David Klatzow’s recent book Justice denied is subtitled The role of forensic science in the miscarriage of justice. It shows what a serious problem false and poor science is, not only in South Africa but also over many years in other countries where there has not been sufficient separation between law enforcement and forensic science. There is also the problem that defence access to prosecution data is often impeded and, at the same time, defence reports, often paid for from legal aid, are withheld for the justice system if they are unfavourable to the defence case. However, the situation has not been helped by the continuous erosion of legal aid allowances for defence experts.

Closing the UK’s Forensic Science Service led to greater fragmentation of forensic science in this country and the loss of many trained and skilful scientists. It has taken time to replace what has been lost and discarded but we now have the problem of ensuring that results being used in the judicial system, which affect so many people’s lives, are reliable, of the highest scientific and professional integrity and are equally accessible to both defence and prosecution.

R Denney CChem FRSC
Sevenoaks, UK

One way of reducing the litany of laboratory scams committed by chemists (forensic and others) is to license the practice of chemistry through a professional body operating under an act of parliament to set standards for membership and discipline members and whose main purpose is to protect the public.

Licensing chemists will not eliminate the problem but it would surely make chemists think twice about falsifying results if it is not only their job at risk, but their entire career.
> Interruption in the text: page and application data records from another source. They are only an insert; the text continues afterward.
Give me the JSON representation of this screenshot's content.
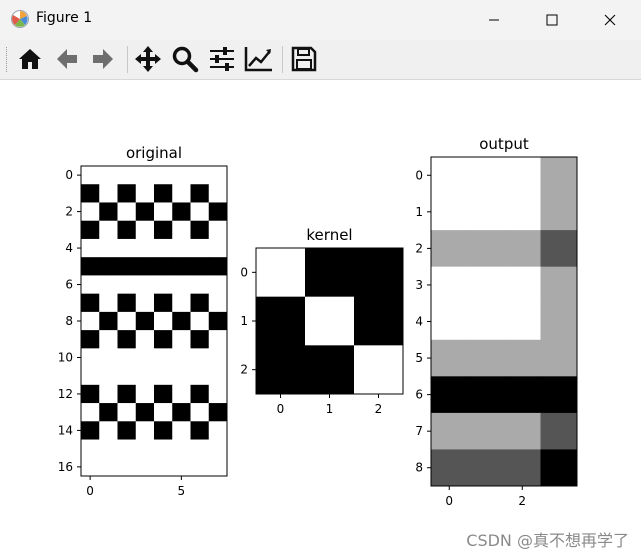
{
  "window": {
    "title": "Figure 1",
    "controls": [
      "minimize-icon",
      "maximize-icon",
      "close-icon"
    ]
  },
  "toolbar": {
    "tools": [
      "home-icon",
      "back-arrow-icon",
      "forward-arrow-icon",
      "pan-icon",
      "zoom-icon",
      "configure-subplots-icon",
      "edit-axis-icon",
      "save-icon"
    ]
  },
  "chart_data": [
    {
      "type": "heatmap",
      "title": "original",
      "rows": 17,
      "cols": 8,
      "colormap": "gray",
      "xticks": [
        0,
        5
      ],
      "yticks": [
        0,
        2,
        4,
        6,
        8,
        10,
        12,
        14,
        16
      ],
      "values": [
        [
          1,
          1,
          1,
          1,
          1,
          1,
          1,
          1
        ],
        [
          0,
          1,
          0,
          1,
          0,
          1,
          0,
          1
        ],
        [
          1,
          0,
          1,
          0,
          1,
          0,
          1,
          0
        ],
        [
          0,
          1,
          0,
          1,
          0,
          1,
          0,
          1
        ],
        [
          1,
          1,
          1,
          1,
          1,
          1,
          1,
          1
        ],
        [
          0,
          0,
          0,
          0,
          0,
          0,
          0,
          0
        ],
        [
          1,
          1,
          1,
          1,
          1,
          1,
          1,
          1
        ],
        [
          0,
          1,
          0,
          1,
          0,
          1,
          0,
          1
        ],
        [
          1,
          0,
          1,
          0,
          1,
          0,
          1,
          0
        ],
        [
          0,
          1,
          0,
          1,
          0,
          1,
          0,
          1
        ],
        [
          1,
          1,
          1,
          1,
          1,
          1,
          1,
          1
        ],
        [
          1,
          1,
          1,
          1,
          1,
          1,
          1,
          1
        ],
        [
          0,
          1,
          0,
          1,
          0,
          1,
          0,
          1
        ],
        [
          1,
          0,
          1,
          0,
          1,
          0,
          1,
          0
        ],
        [
          0,
          1,
          0,
          1,
          0,
          1,
          0,
          1
        ],
        [
          1,
          1,
          1,
          1,
          1,
          1,
          1,
          1
        ],
        [
          1,
          1,
          1,
          1,
          1,
          1,
          1,
          1
        ]
      ]
    },
    {
      "type": "heatmap",
      "title": "kernel",
      "rows": 3,
      "cols": 3,
      "colormap": "gray",
      "xticks": [
        0,
        1,
        2
      ],
      "yticks": [
        0,
        1,
        2
      ],
      "values": [
        [
          1,
          0,
          0
        ],
        [
          0,
          1,
          0
        ],
        [
          0,
          0,
          1
        ]
      ]
    },
    {
      "type": "heatmap",
      "title": "output",
      "rows": 9,
      "cols": 4,
      "colormap": "gray",
      "xticks": [
        0,
        2
      ],
      "yticks": [
        0,
        1,
        2,
        3,
        4,
        5,
        6,
        7,
        8
      ],
      "values": [
        [
          1,
          1,
          1,
          0.667
        ],
        [
          1,
          1,
          1,
          0.667
        ],
        [
          0.667,
          0.667,
          0.667,
          0.333
        ],
        [
          1,
          1,
          1,
          0.667
        ],
        [
          1,
          1,
          1,
          0.667
        ],
        [
          0.667,
          0.667,
          0.667,
          0.667
        ],
        [
          0,
          0,
          0,
          0
        ],
        [
          0.667,
          0.667,
          0.667,
          0.333
        ],
        [
          0.333,
          0.333,
          0.333,
          0
        ]
      ]
    }
  ],
  "watermark": "CSDN @真不想再学了"
}
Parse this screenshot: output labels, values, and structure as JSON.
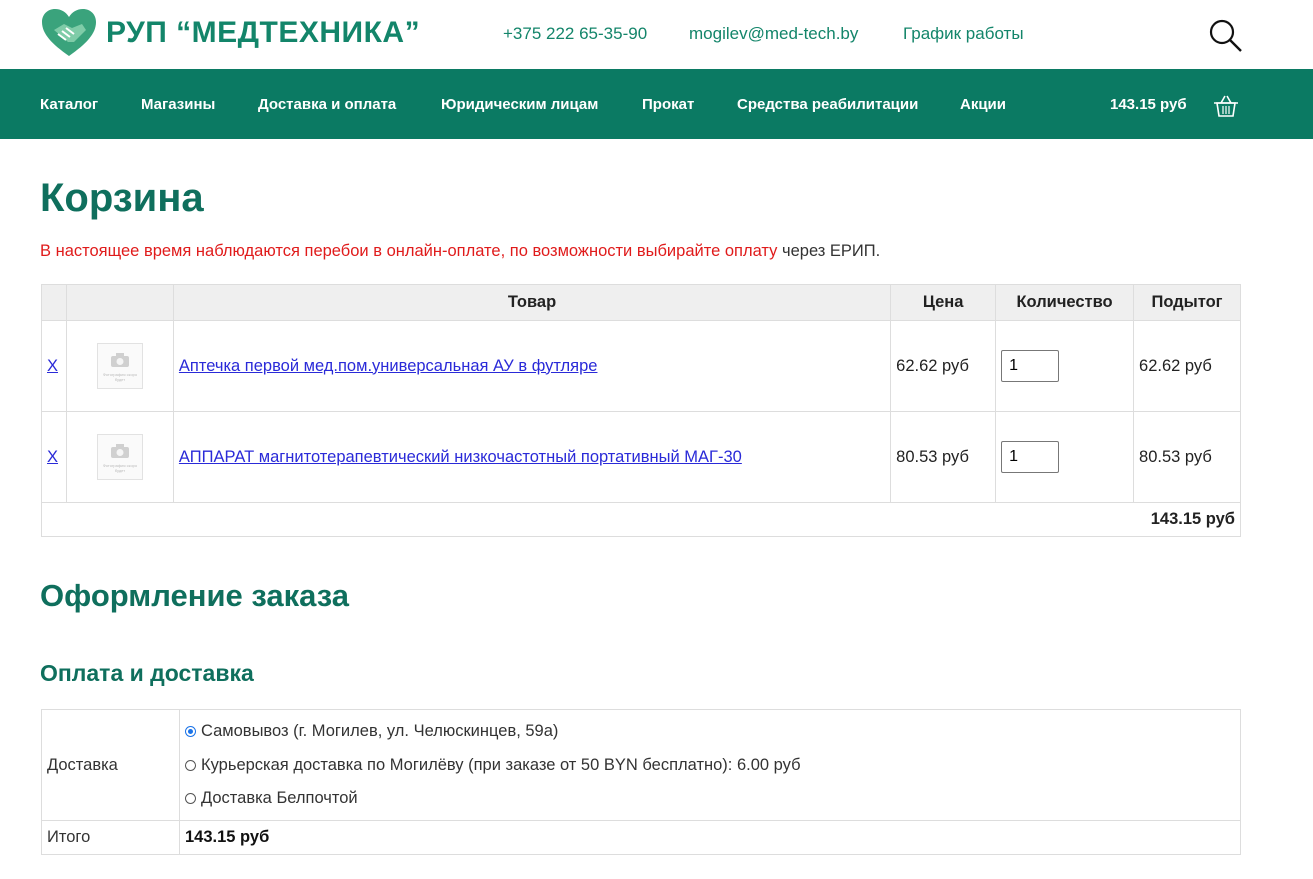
{
  "brand": {
    "name": "РУП “МЕДТЕХНИКА”",
    "color": "#13856a"
  },
  "header": {
    "phone": "+375 222 65-35-90",
    "email": "mogilev@med-tech.by",
    "schedule": "График работы"
  },
  "nav": {
    "items": [
      "Каталог",
      "Магазины",
      "Доставка и оплата",
      "Юридическим лицам",
      "Прокат",
      "Средства реабилитации",
      "Акции"
    ],
    "cart_total": "143.15 руб",
    "bg_color": "#0b7a63"
  },
  "cart": {
    "title": "Корзина",
    "notice": "В настоящее время наблюдаются перебои в онлайн-оплате, по возможности выбирайте оплату",
    "notice_tail": " через ЕРИП.",
    "columns": [
      "",
      "",
      "Товар",
      "Цена",
      "Количество",
      "Подытог"
    ],
    "rows": [
      {
        "remove": "X",
        "image_text": "Фотография скоро будет",
        "name": "Аптечка первой мед.пом.универсальная АУ в футляре",
        "price": "62.62 руб",
        "qty": "1",
        "subtotal": "62.62 руб"
      },
      {
        "remove": "X",
        "image_text": "Фотография скоро будет",
        "name": "АППАРАТ магнитотерапевтический низкочастотный портативный МАГ-30",
        "price": "80.53 руб",
        "qty": "1",
        "subtotal": "80.53 руб"
      }
    ],
    "total": "143.15 руб"
  },
  "checkout": {
    "title": "Оформление заказа",
    "payment_title": "Оплата и доставка",
    "delivery_label": "Доставка",
    "options": [
      {
        "label": "Самовывоз (г. Могилев, ул. Челюскинцев, 59а)",
        "selected": true
      },
      {
        "label": "Курьерская доставка по Могилёву (при заказе от 50 BYN бесплатно): 6.00 руб",
        "selected": false
      },
      {
        "label": "Доставка Белпочтой",
        "selected": false
      }
    ],
    "total_label": "Итого",
    "total_value": "143.15 руб"
  }
}
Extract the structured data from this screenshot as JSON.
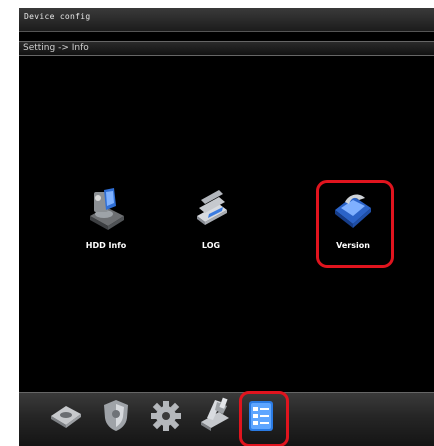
{
  "window": {
    "title": "Device config"
  },
  "breadcrumb": {
    "path": "Setting -> Info"
  },
  "info_items": [
    {
      "label": "HDD Info",
      "icon": "hard-disk-icon"
    },
    {
      "label": "LOG",
      "icon": "log-pages-icon"
    },
    {
      "label": "Version",
      "icon": "version-book-icon",
      "selected": true
    }
  ],
  "dock": [
    {
      "icon": "disc-icon"
    },
    {
      "icon": "shield-icon"
    },
    {
      "icon": "gear-icon"
    },
    {
      "icon": "tools-icon"
    },
    {
      "icon": "info-checklist-icon",
      "selected": true
    }
  ],
  "colors": {
    "selection": "#e0141e",
    "background": "#000000",
    "label": "#ffffff"
  }
}
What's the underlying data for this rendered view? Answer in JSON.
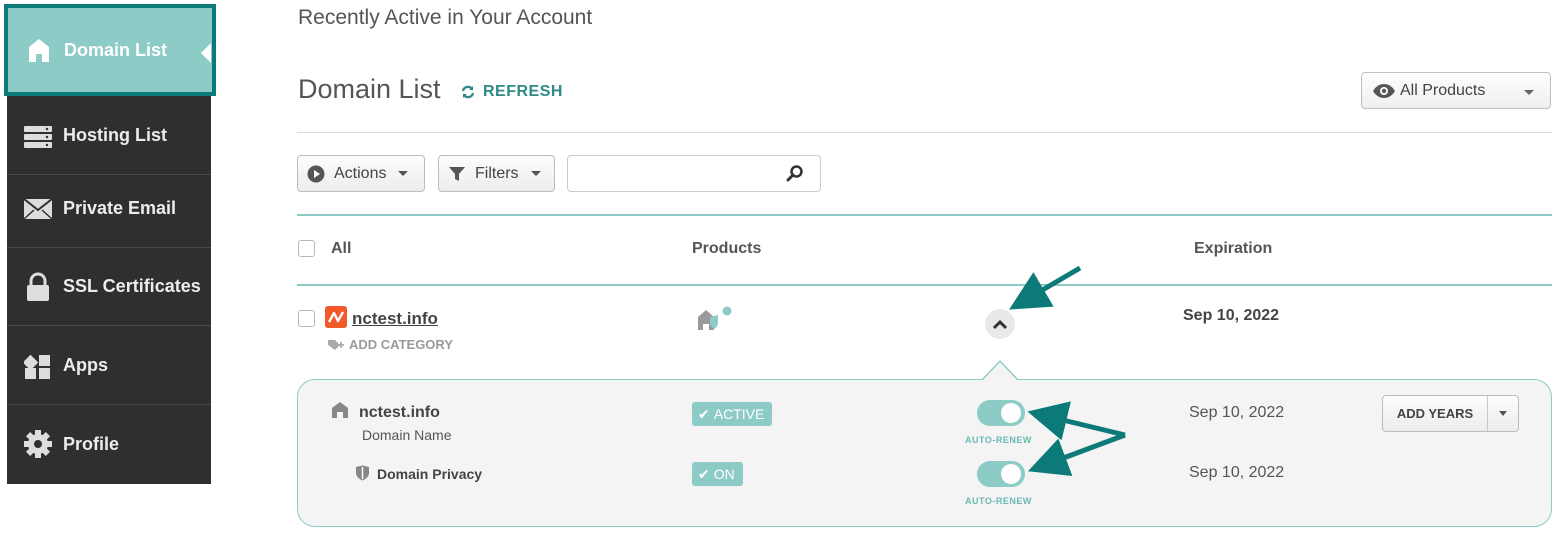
{
  "sidebar": {
    "items": [
      {
        "label": "Domain List",
        "icon": "house-icon",
        "active": true
      },
      {
        "label": "Hosting List",
        "icon": "server-icon"
      },
      {
        "label": "Private Email",
        "icon": "envelope-icon"
      },
      {
        "label": "SSL Certificates",
        "icon": "lock-icon"
      },
      {
        "label": "Apps",
        "icon": "apps-grid-icon"
      },
      {
        "label": "Profile",
        "icon": "gear-icon"
      }
    ]
  },
  "header": {
    "recent": "Recently Active in Your Account",
    "title": "Domain List",
    "refresh": "REFRESH",
    "filter_select": "All Products"
  },
  "toolbar": {
    "actions": "Actions",
    "filters": "Filters",
    "search_placeholder": ""
  },
  "table": {
    "headers": {
      "all": "All",
      "products": "Products",
      "expiration": "Expiration"
    },
    "row": {
      "domain": "nctest.info",
      "add_category": "ADD CATEGORY",
      "expiration": "Sep 10, 2022"
    }
  },
  "details": {
    "domain": {
      "name": "nctest.info",
      "subtitle": "Domain Name",
      "status": "ACTIVE",
      "auto_renew": "AUTO-RENEW",
      "date": "Sep 10, 2022",
      "add_years": "ADD YEARS"
    },
    "privacy": {
      "name": "Domain Privacy",
      "status": "ON",
      "auto_renew": "AUTO-RENEW",
      "date": "Sep 10, 2022"
    }
  },
  "colors": {
    "accent": "#8ccbc6",
    "accent_dark": "#0c7a79",
    "sidebar_bg": "#2f2f2f",
    "brand_orange": "#f1592a"
  }
}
Learned societies such as the Royal Society of Chemistry, the American Chemical Society and the Canadian Society of Chemistry may appear in some ways to fulfil these functions but their main and worthy purpose is advancing the profession, not protecting the public.

In Canada, professions are licensed through the provincial governments but chemistry is not a licensed profession, except in the province of Quebec where chemists have been licensed for several years. However, things are rapidly changing in the rest of Canada. Several provinces have enacted or are actively considering legislation requiring that lab reports be signed off by chemists authorised under the respective provincial professional chemistry association and for chemists to sign off on environmental reports.

Strangely enough, resistance to licensing comes from some at the corporate level who see it as a threat to their long-established pattern of hiring low-paid labour (often with little or no background in chemistry) to run their laboratories and using quality systems as a guarantee of accuracy. In other words, who needs a competent chemist when the quality control system is working fine? The same argument, however, doesn’t hold when applied to doctors, accountants or other professions.

Licensing doesn’t guarantee integrity but it does help to maintain it and gives the public some reassurance that their interests are being protected.

G Duncan CChem
Ontario, Canada

Mercury misadventure

Tony Kelland’s letter ‘Survival story’ reminds us that dimethyl mercury has been handled successfully using conventional fume cupboards.

One wonders how its discoverer, George Buckton, managed it in 1858. A few years later, in 1865, two members of Edward Frankland’s research group repeated the synthesis and died within months.

George Buckton lived to the age of 87, dying in 1905. It may be significant, though, that he switched from chemistry to entomology the year that Frankland’s researchers died.

S Cotton CChem FRSC
University of Birmingham, UK

Baffling bonds?

In his opinion article, Santiago Alvarez develops a discussion on the nature of chemical bonding.

However, my problems come much earlier than that. After hundreds and hundreds of hours spent in chemistry lectures and delving into innumerable books, my most basic questions remain unanswered.

For example, what happens if two unbound hydrogen atoms collide? When is it apparent that their ‘spins’ are parallel or anti-parallel? If parallel, what happens then? Do they just bounce off each other?

I’m sure someone must have the answer, but it’s not me.

C Delmonte FRSC
Fakenham, Norfolk